**DATA TO USE:**
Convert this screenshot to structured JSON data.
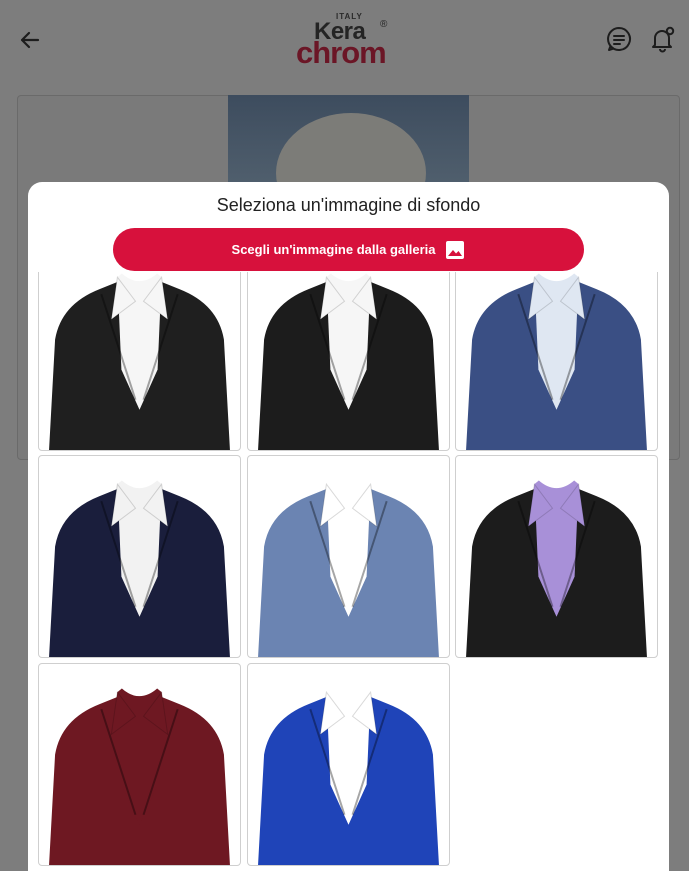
{
  "header": {
    "logo_small": "ITALY",
    "logo_word1": "Kera",
    "logo_word2": "chrom",
    "logo_reg": "®"
  },
  "modal": {
    "title": "Seleziona un'immagine di sfondo",
    "gallery_button_label": "Scegli un'immagine dalla galleria"
  },
  "backgrounds": [
    {
      "label": "black-blazer-white-shirt",
      "jacket": "#1f1f1f",
      "shirt": "#f6f6f6"
    },
    {
      "label": "black-blazer-white-shirt-2",
      "jacket": "#1c1c1c",
      "shirt": "#f6f6f6"
    },
    {
      "label": "blue-tweed-blazer-light-blue-shirt",
      "jacket": "#3a4f84",
      "shirt": "#dfe7f2"
    },
    {
      "label": "navy-striped-blouse-white-collar",
      "jacket": "#1a1e3c",
      "shirt": "#f2f2f2"
    },
    {
      "label": "blue-denim-vest-white-shirt",
      "jacket": "#6b84b2",
      "shirt": "#ffffff"
    },
    {
      "label": "black-blazer-lilac-blouse",
      "jacket": "#1c1c1c",
      "shirt": "#a890d8"
    },
    {
      "label": "burgundy-knit-cardigan",
      "jacket": "#6e1822",
      "shirt": "#6e1822"
    },
    {
      "label": "royal-blue-jacket-lace-collar",
      "jacket": "#1f44b8",
      "shirt": "#ffffff"
    }
  ],
  "colors": {
    "accent": "#d7113c",
    "overlay": "#7d7d7d",
    "modal_bg": "#ffffff"
  },
  "icons": {
    "back": "arrow-left-icon",
    "chat": "chat-bubble-icon",
    "bell": "bell-icon",
    "gallery": "image-icon"
  }
}
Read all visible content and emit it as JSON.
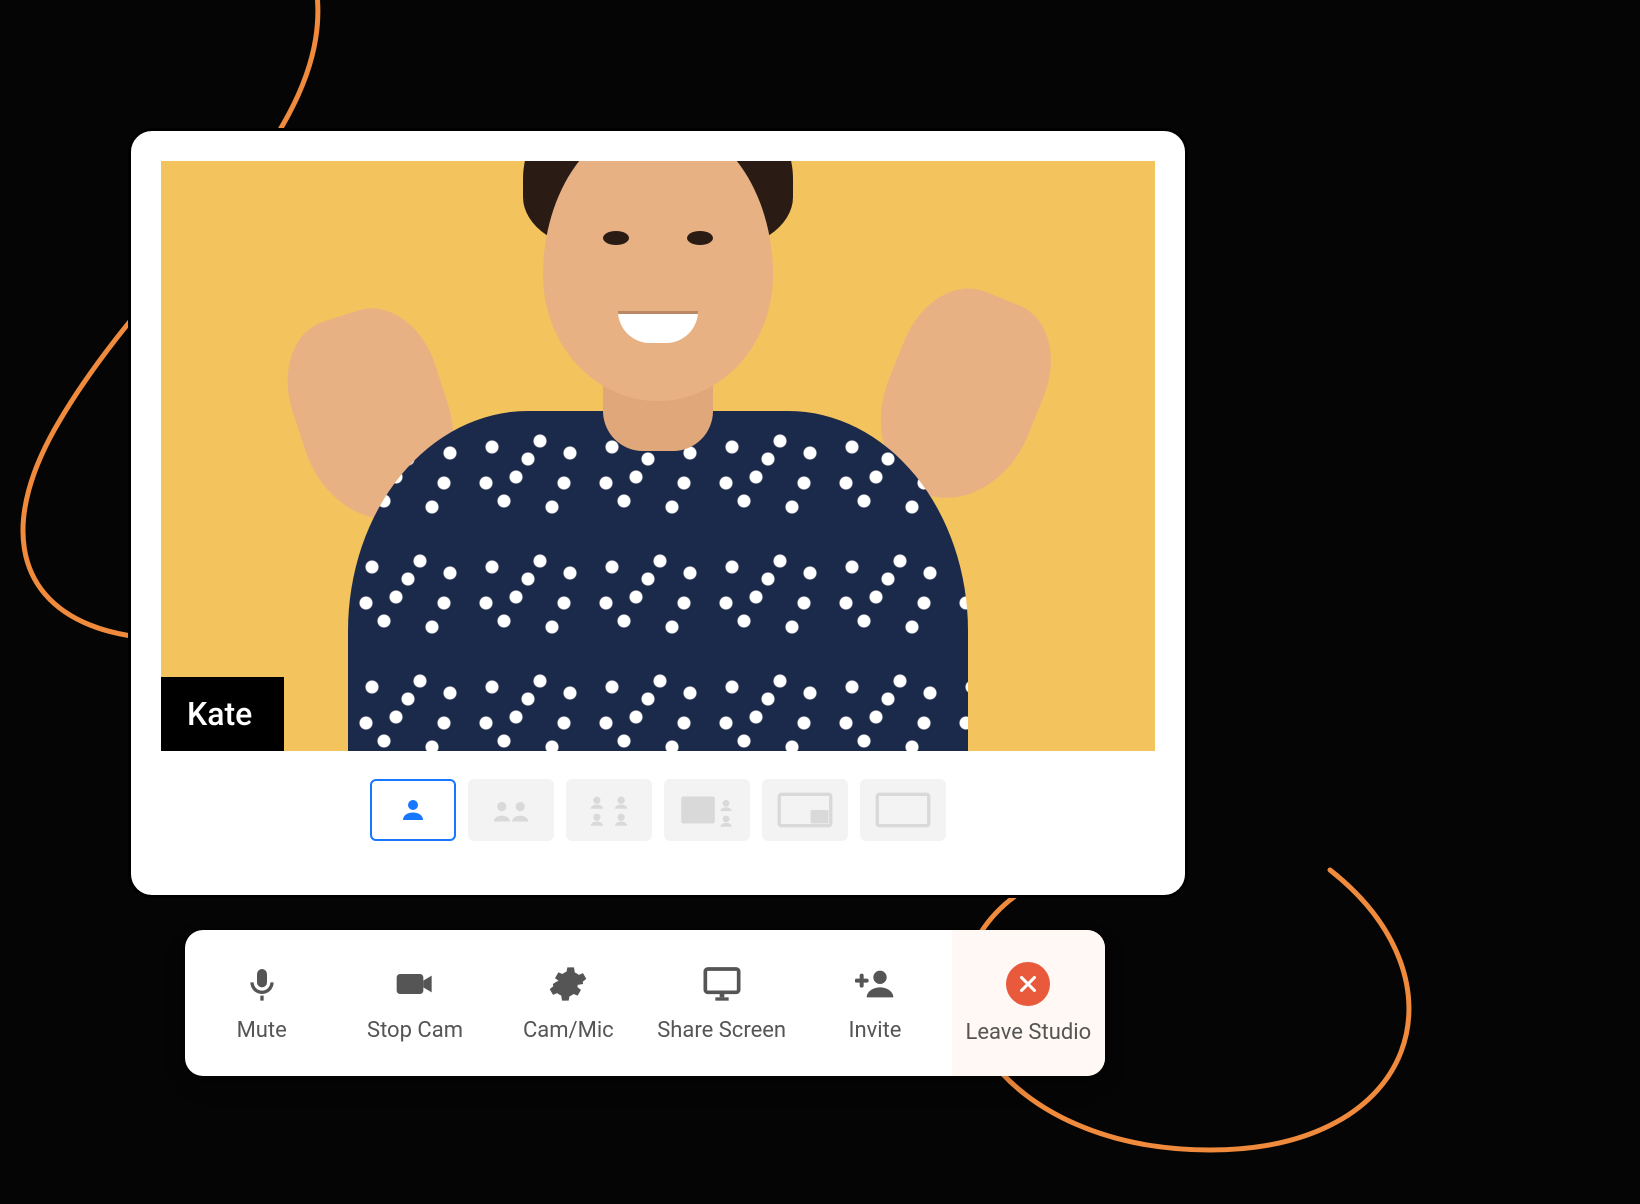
{
  "colors": {
    "stage_bg": "#f3c35e",
    "accent_blue": "#1877ff",
    "leave_red": "#e85a3b",
    "swoosh": "#f08a3c"
  },
  "participant": {
    "name": "Kate"
  },
  "layouts": {
    "active_index": 0,
    "count": 6
  },
  "toolbar": {
    "mute_label": "Mute",
    "stop_cam_label": "Stop Cam",
    "cam_mic_label": "Cam/Mic",
    "share_screen_label": "Share Screen",
    "invite_label": "Invite",
    "leave_label": "Leave Studio"
  }
}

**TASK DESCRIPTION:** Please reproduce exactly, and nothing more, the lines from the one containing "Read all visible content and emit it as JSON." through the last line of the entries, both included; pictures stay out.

**ANSWER BELOW:**
Read all visible content and emit it as JSON.
{
  "colors": {
    "stage_bg": "#f3c35e",
    "accent_blue": "#1877ff",
    "leave_red": "#e85a3b",
    "swoosh": "#f08a3c"
  },
  "participant": {
    "name": "Kate"
  },
  "layouts": {
    "active_index": 0,
    "count": 6
  },
  "toolbar": {
    "mute_label": "Mute",
    "stop_cam_label": "Stop Cam",
    "cam_mic_label": "Cam/Mic",
    "share_screen_label": "Share Screen",
    "invite_label": "Invite",
    "leave_label": "Leave Studio"
  }
}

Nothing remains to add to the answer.